ASSIGNMENT — The records beneath should be printed exactly, and the pictures are to be left out.

RECORD SET —
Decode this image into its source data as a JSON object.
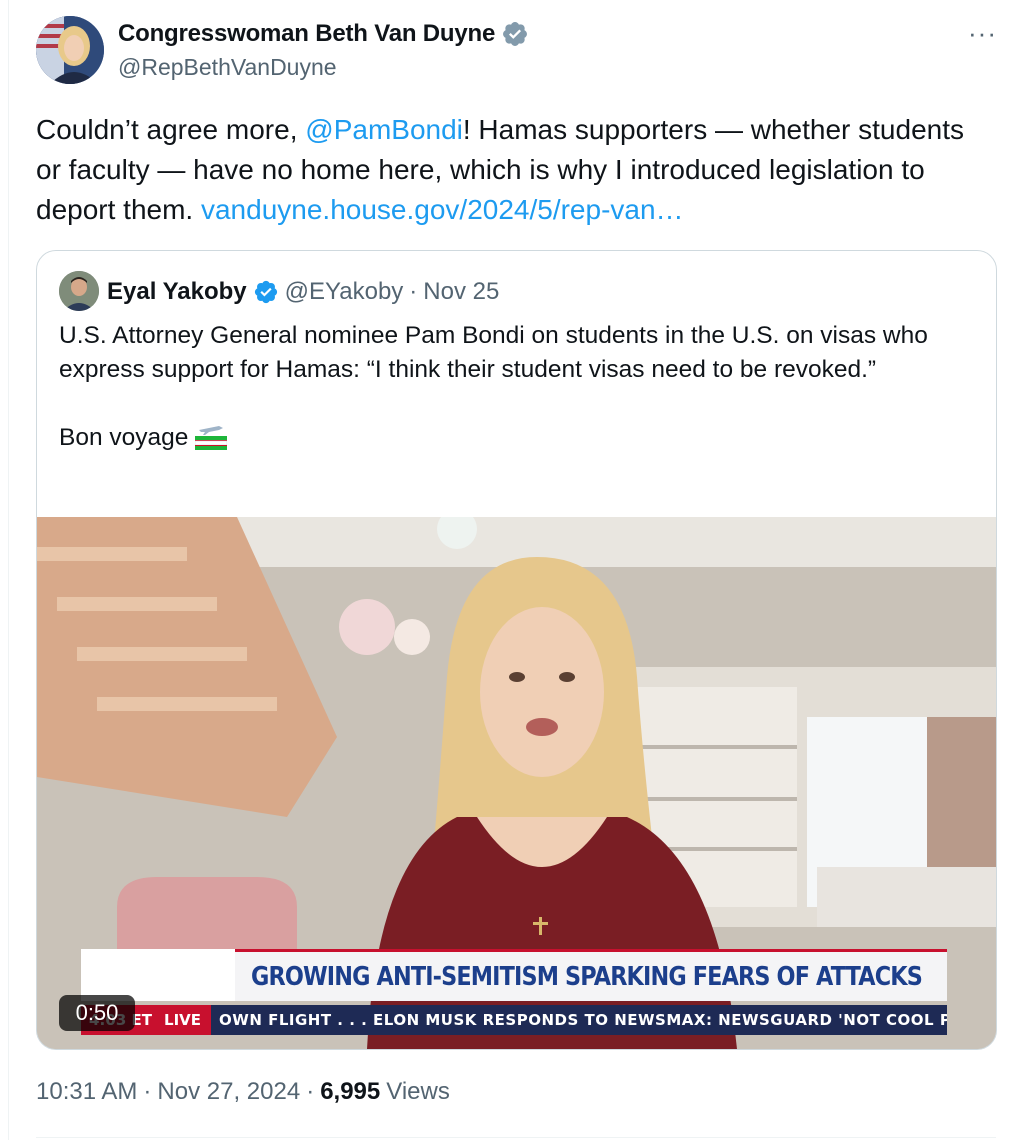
{
  "author": {
    "display_name": "Congresswoman Beth Van Duyne",
    "handle": "@RepBethVanDuyne",
    "verified_badge": "verified-badge-icon",
    "avatar": "avatar"
  },
  "more_icon": "···",
  "tweet": {
    "text_1": "Couldn’t agree more, ",
    "mention": "@PamBondi",
    "text_2": "! Hamas supporters — whether students or faculty — have no home here, which is why I introduced legislation to deport them. ",
    "link": "vanduyne.house.gov/2024/5/rep-van…"
  },
  "quote": {
    "display_name": "Eyal Yakoby",
    "handle": "@EYakoby",
    "separator": "·",
    "date": "Nov 25",
    "line_1": "U.S. Attorney General nominee Pam Bondi on students in the U.S. on visas who express support for Hamas: “I think their student visas need to be revoked.”",
    "line_2": "Bon voyage",
    "emoji": "airplane-flag-emoji",
    "video": {
      "duration": "0:50",
      "chyron": "GROWING ANTI-SEMITISM SPARKING FEARS OF ATTACKS",
      "ticker_time": "4:03 ET",
      "ticker_live": "LIVE",
      "ticker_text": "OWN FLIGHT . . .     ELON MUSK RESPONDS TO NEWSMAX: NEWSGUARD 'NOT COOL PU"
    }
  },
  "footer": {
    "time": "10:31 AM",
    "sep1": "·",
    "date": "Nov 27, 2024",
    "sep2": "·",
    "views_count": "6,995",
    "views_label": "Views"
  },
  "colors": {
    "link": "#1d9bf0",
    "verified": "#1d9bf0",
    "muted": "#536471",
    "border": "#cfd9de"
  }
}
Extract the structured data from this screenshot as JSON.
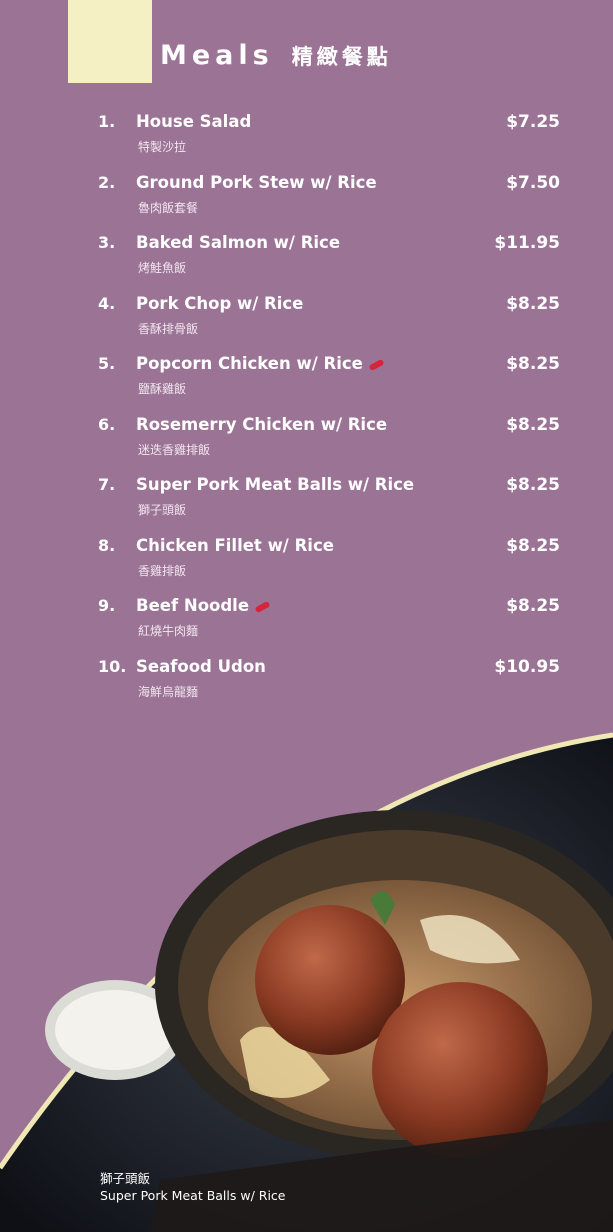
{
  "header": {
    "title": "Meals",
    "title_zh": "精緻餐點"
  },
  "menu": {
    "items": [
      {
        "num": "1.",
        "name": "House Salad",
        "name_zh": "特製沙拉",
        "price": "$7.25",
        "spicy": false
      },
      {
        "num": "2.",
        "name": "Ground Pork Stew w/ Rice",
        "name_zh": "魯肉飯套餐",
        "price": "$7.50",
        "spicy": false
      },
      {
        "num": "3.",
        "name": "Baked Salmon w/ Rice",
        "name_zh": "烤鮭魚飯",
        "price": "$11.95",
        "spicy": false
      },
      {
        "num": "4.",
        "name": "Pork Chop w/ Rice",
        "name_zh": "香酥排骨飯",
        "price": "$8.25",
        "spicy": false
      },
      {
        "num": "5.",
        "name": "Popcorn Chicken w/ Rice",
        "name_zh": "鹽酥雞飯",
        "price": "$8.25",
        "spicy": true
      },
      {
        "num": "6.",
        "name": "Rosemerry Chicken w/ Rice",
        "name_zh": "迷迭香雞排飯",
        "price": "$8.25",
        "spicy": false
      },
      {
        "num": "7.",
        "name": "Super Pork Meat Balls w/ Rice",
        "name_zh": "獅子頭飯",
        "price": "$8.25",
        "spicy": false
      },
      {
        "num": "8.",
        "name": "Chicken Fillet w/ Rice",
        "name_zh": "香雞排飯",
        "price": "$8.25",
        "spicy": false
      },
      {
        "num": "9.",
        "name": "Beef Noodle",
        "name_zh": "紅燒牛肉麵",
        "price": "$8.25",
        "spicy": true
      },
      {
        "num": "10.",
        "name": "Seafood Udon",
        "name_zh": "海鮮烏龍麵",
        "price": "$10.95",
        "spicy": false
      }
    ]
  },
  "photo": {
    "caption_zh": "獅子頭飯",
    "caption_en": "Super Pork Meat Balls w/ Rice"
  },
  "colors": {
    "background": "#9b7395",
    "tab": "#f4f0c4",
    "curve": "#efe8b4",
    "spicy": "#d6243b"
  }
}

YOUR SOLUTION —
Decode this image into its source data as a JSON object.
{
  "author": {
    "display_name": "Congresswoman Beth Van Duyne",
    "handle": "@RepBethVanDuyne",
    "verified_badge": "verified-badge-icon",
    "avatar": "avatar"
  },
  "more_icon": "···",
  "tweet": {
    "text_1": "Couldn’t agree more, ",
    "mention": "@PamBondi",
    "text_2": "! Hamas supporters — whether students or faculty — have no home here, which is why I introduced legislation to deport them. ",
    "link": "vanduyne.house.gov/2024/5/rep-van…"
  },
  "quote": {
    "display_name": "Eyal Yakoby",
    "handle": "@EYakoby",
    "separator": "·",
    "date": "Nov 25",
    "line_1": "U.S. Attorney General nominee Pam Bondi on students in the U.S. on visas who express support for Hamas: “I think their student visas need to be revoked.”",
    "line_2": "Bon voyage",
    "emoji": "airplane-flag-emoji",
    "video": {
      "duration": "0:50",
      "chyron": "GROWING ANTI-SEMITISM SPARKING FEARS OF ATTACKS",
      "ticker_time": "4:03 ET",
      "ticker_live": "LIVE",
      "ticker_text": "OWN FLIGHT . . .     ELON MUSK RESPONDS TO NEWSMAX: NEWSGUARD 'NOT COOL PU"
    }
  },
  "footer": {
    "time": "10:31 AM",
    "sep1": "·",
    "date": "Nov 27, 2024",
    "sep2": "·",
    "views_count": "6,995",
    "views_label": "Views"
  },
  "colors": {
    "link": "#1d9bf0",
    "verified": "#1d9bf0",
    "muted": "#536471",
    "border": "#cfd9de"
  }
}
Extract the structured data from this screenshot as JSON.
{
  "header": {
    "title": "Meals",
    "title_zh": "精緻餐點"
  },
  "menu": {
    "items": [
      {
        "num": "1.",
        "name": "House Salad",
        "name_zh": "特製沙拉",
        "price": "$7.25",
        "spicy": false
      },
      {
        "num": "2.",
        "name": "Ground Pork Stew w/ Rice",
        "name_zh": "魯肉飯套餐",
        "price": "$7.50",
        "spicy": false
      },
      {
        "num": "3.",
        "name": "Baked Salmon w/ Rice",
        "name_zh": "烤鮭魚飯",
        "price": "$11.95",
        "spicy": false
      },
      {
        "num": "4.",
        "name": "Pork Chop w/ Rice",
        "name_zh": "香酥排骨飯",
        "price": "$8.25",
        "spicy": false
      },
      {
        "num": "5.",
        "name": "Popcorn Chicken w/ Rice",
        "name_zh": "鹽酥雞飯",
        "price": "$8.25",
        "spicy": true
      },
      {
        "num": "6.",
        "name": "Rosemerry Chicken w/ Rice",
        "name_zh": "迷迭香雞排飯",
        "price": "$8.25",
        "spicy": false
      },
      {
        "num": "7.",
        "name": "Super Pork Meat Balls w/ Rice",
        "name_zh": "獅子頭飯",
        "price": "$8.25",
        "spicy": false
      },
      {
        "num": "8.",
        "name": "Chicken Fillet w/ Rice",
        "name_zh": "香雞排飯",
        "price": "$8.25",
        "spicy": false
      },
      {
        "num": "9.",
        "name": "Beef Noodle",
        "name_zh": "紅燒牛肉麵",
        "price": "$8.25",
        "spicy": true
      },
      {
        "num": "10.",
        "name": "Seafood Udon",
        "name_zh": "海鮮烏龍麵",
        "price": "$10.95",
        "spicy": false
      }
    ]
  },
  "photo": {
    "caption_zh": "獅子頭飯",
    "caption_en": "Super Pork Meat Balls w/ Rice"
  },
  "colors": {
    "background": "#9b7395",
    "tab": "#f4f0c4",
    "curve": "#efe8b4",
    "spicy": "#d6243b"
  }
}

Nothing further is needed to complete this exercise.